The Alabama Coat of Arms consists of a shield on which appears the emblems of the five governments that have held sovereignty over Alabama. The flags of Spain, France, And Great Britain, and the Confederacy are bound by the flag and shield of the United States of America. This shield is supported on either side by bald eagles, symbolic of courage. The crest is a model of the ship, the Baldine, that Iberville and Bienville sailed from France to settle a colony near present-day Mobile (1699). The motto beneath the shield is “Audemus Jura Nostra defender.” Beneath the motto is the state name.
The Historical Original design of the Alabama Coat of Arms was made in 1923 by B. J. Tieman From New York, an authority on heraldry, at the request of Marie Bankhead Owen, Director of the Department of Archives and History. A few years later Naomi Rabb Winston, Washington, DC, painted the completed design in oil. Mrs. Owen selected the motto which was put into Latin by Professor W.B. Saffold, of the University of Alabama. Coat of Arms of Alabama State was through the influence of Juliet Perry Dixon, wife of Governor Dixon, that official action was taken by the legislature.
Coat of Arms of the State of Alabama:
Adopted: March 14, 1939
Crest: A representation of the French colonial ship Badine facing to the sinister proper
Torse: Argent and Gules
Blazon: Three yellow Fleurs-de-lis on a blue background, representing France in the upper left quarter, the royal standard of Castile and León in the upper right quarter, representing Spain, ten stars on a white-fimbriated blue saltire on a red background representing the Confederacy at lower right, the Union Jack representing the United Kingdom at lower left, and in the center an inescutcheon of thirteen red and white vertical stripes below a blue chief, representing the Union.

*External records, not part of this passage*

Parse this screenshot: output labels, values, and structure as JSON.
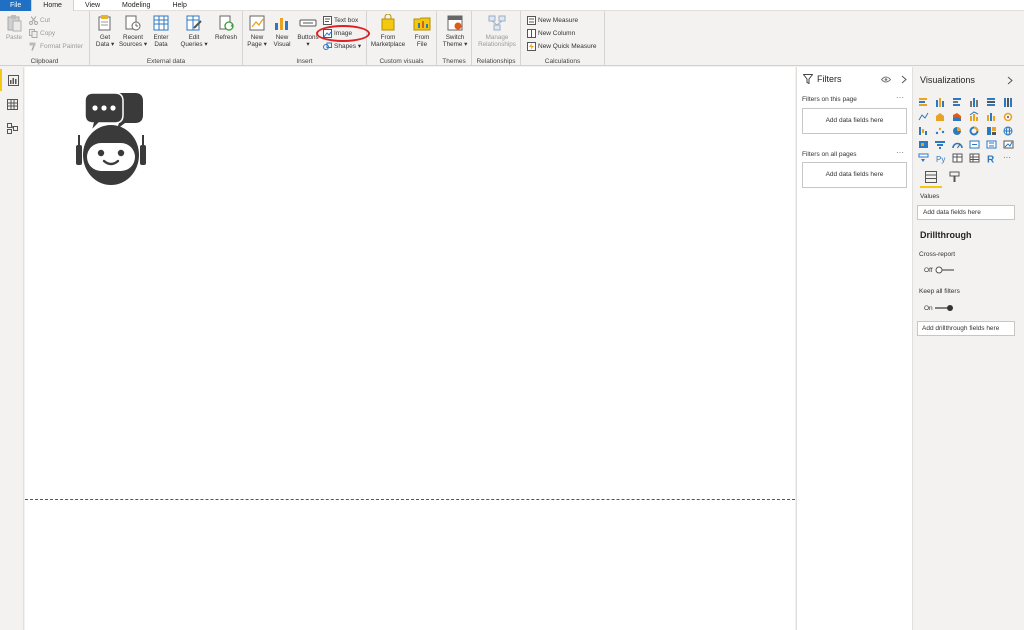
{
  "menu": {
    "file": "File",
    "home": "Home",
    "view": "View",
    "modeling": "Modeling",
    "help": "Help"
  },
  "ribbon": {
    "clipboard": {
      "label": "Clipboard",
      "paste": "Paste",
      "cut": "Cut",
      "copy": "Copy",
      "format_painter": "Format Painter"
    },
    "external_data": {
      "label": "External data",
      "get_data": [
        "Get",
        "Data ▾"
      ],
      "recent_sources": [
        "Recent",
        "Sources ▾"
      ],
      "enter_data": [
        "Enter",
        "Data"
      ],
      "edit_queries": [
        "Edit",
        "Queries ▾"
      ],
      "refresh": "Refresh"
    },
    "insert": {
      "label": "Insert",
      "new_page": [
        "New",
        "Page ▾"
      ],
      "new_visual": [
        "New",
        "Visual"
      ],
      "buttons": [
        "Buttons",
        "▾"
      ],
      "text_box": "Text box",
      "image": "Image",
      "shapes": "Shapes ▾"
    },
    "custom_visuals": {
      "label": "Custom visuals",
      "from_marketplace": [
        "From",
        "Marketplace"
      ],
      "from_file": [
        "From",
        "File"
      ]
    },
    "themes": {
      "label": "Themes",
      "switch_theme": [
        "Switch",
        "Theme ▾"
      ]
    },
    "relationships": {
      "label": "Relationships",
      "manage": [
        "Manage",
        "Relationships"
      ]
    },
    "calculations": {
      "label": "Calculations",
      "new_measure": "New Measure",
      "new_column": "New Column",
      "new_quick_measure": "New Quick Measure"
    }
  },
  "filters": {
    "title": "Filters",
    "on_this_page": "Filters on this page",
    "on_all_pages": "Filters on all pages",
    "add_fields": "Add data fields here",
    "dots": "···"
  },
  "visualizations": {
    "title": "Visualizations",
    "values_label": "Values",
    "values_placeholder": "Add data fields here",
    "drillthrough": "Drillthrough",
    "cross_report": "Cross-report",
    "cross_report_state": "Off",
    "keep_all_filters": "Keep all filters",
    "keep_all_filters_state": "On",
    "drillthrough_placeholder": "Add drillthrough fields here",
    "py": "Py",
    "r": "R",
    "more": "···"
  },
  "colors": {
    "accent": "#f2c811",
    "file_tab": "#1f6fc5",
    "annotation": "#e02020"
  }
}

Supporters: Two American eagles proper
Motto: Audemus Jura Nostra defender
(Latin: “We dare defend our rights”)